Return every entry below exactly as written, minus the pictures.

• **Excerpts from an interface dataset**
#####
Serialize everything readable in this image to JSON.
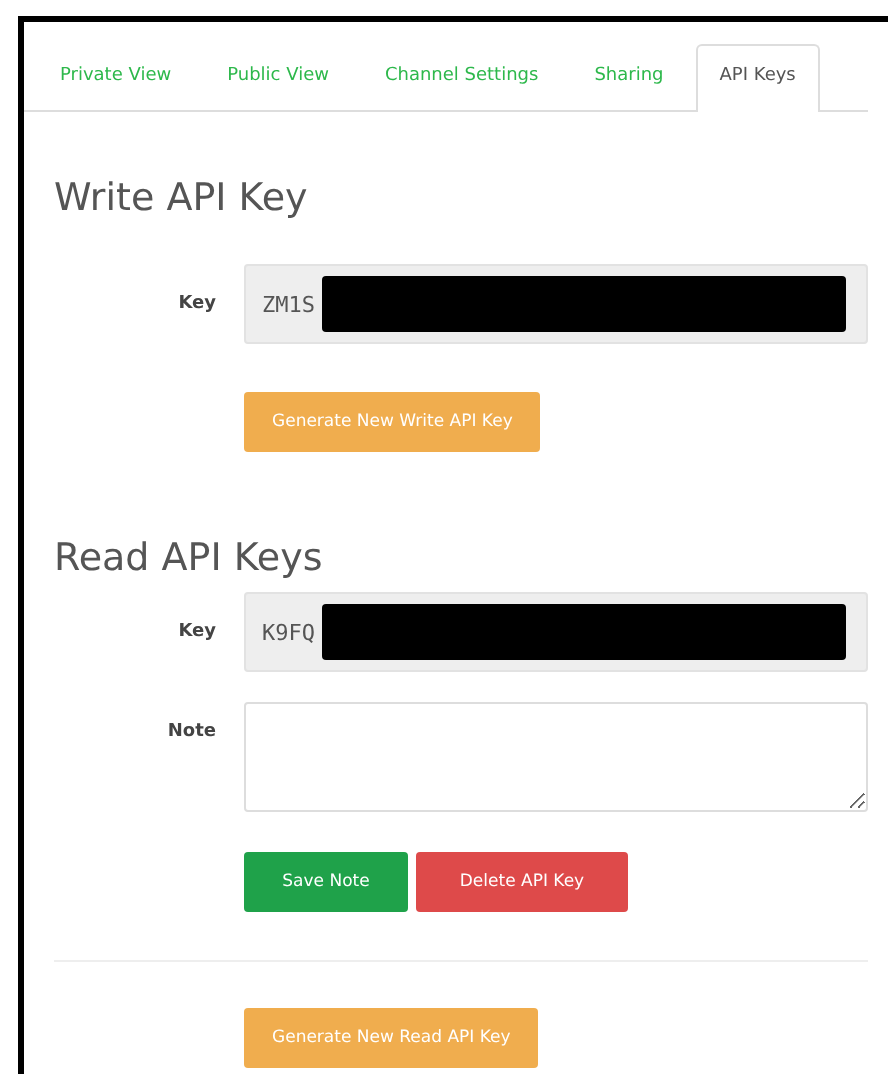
{
  "tabs": [
    {
      "label": "Private View",
      "selected": false
    },
    {
      "label": "Public View",
      "selected": false
    },
    {
      "label": "Channel Settings",
      "selected": false
    },
    {
      "label": "Sharing",
      "selected": false
    },
    {
      "label": "API Keys",
      "selected": true
    }
  ],
  "write_section": {
    "title": "Write API Key",
    "key_label": "Key",
    "key_value": "ZM1S",
    "redacted": true,
    "button": "Generate New Write API Key"
  },
  "read_section": {
    "title": "Read API Keys",
    "key_label": "Key",
    "key_value": "K9FQ",
    "redacted": true,
    "note_label": "Note",
    "buttons": [
      {
        "label": "Save Note",
        "kind": "success"
      },
      {
        "label": "Delete API Key",
        "kind": "danger"
      }
    ],
    "generate_button": "Generate New Read API Key"
  }
}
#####
• **Solution**
Serialize everything readable in this image to JSON.
{
  "tabs": [
    {
      "label": "Private View",
      "selected": false
    },
    {
      "label": "Public View",
      "selected": false
    },
    {
      "label": "Channel Settings",
      "selected": false
    },
    {
      "label": "Sharing",
      "selected": false
    },
    {
      "label": "API Keys",
      "selected": true
    }
  ],
  "write_section": {
    "title": "Write API Key",
    "key_label": "Key",
    "key_value": "ZM1S",
    "redacted": true,
    "button": "Generate New Write API Key"
  },
  "read_section": {
    "title": "Read API Keys",
    "key_label": "Key",
    "key_value": "K9FQ",
    "redacted": true,
    "note_label": "Note",
    "buttons": [
      {
        "label": "Save Note",
        "kind": "success"
      },
      {
        "label": "Delete API Key",
        "kind": "danger"
      }
    ],
    "generate_button": "Generate New Read API Key"
  }
}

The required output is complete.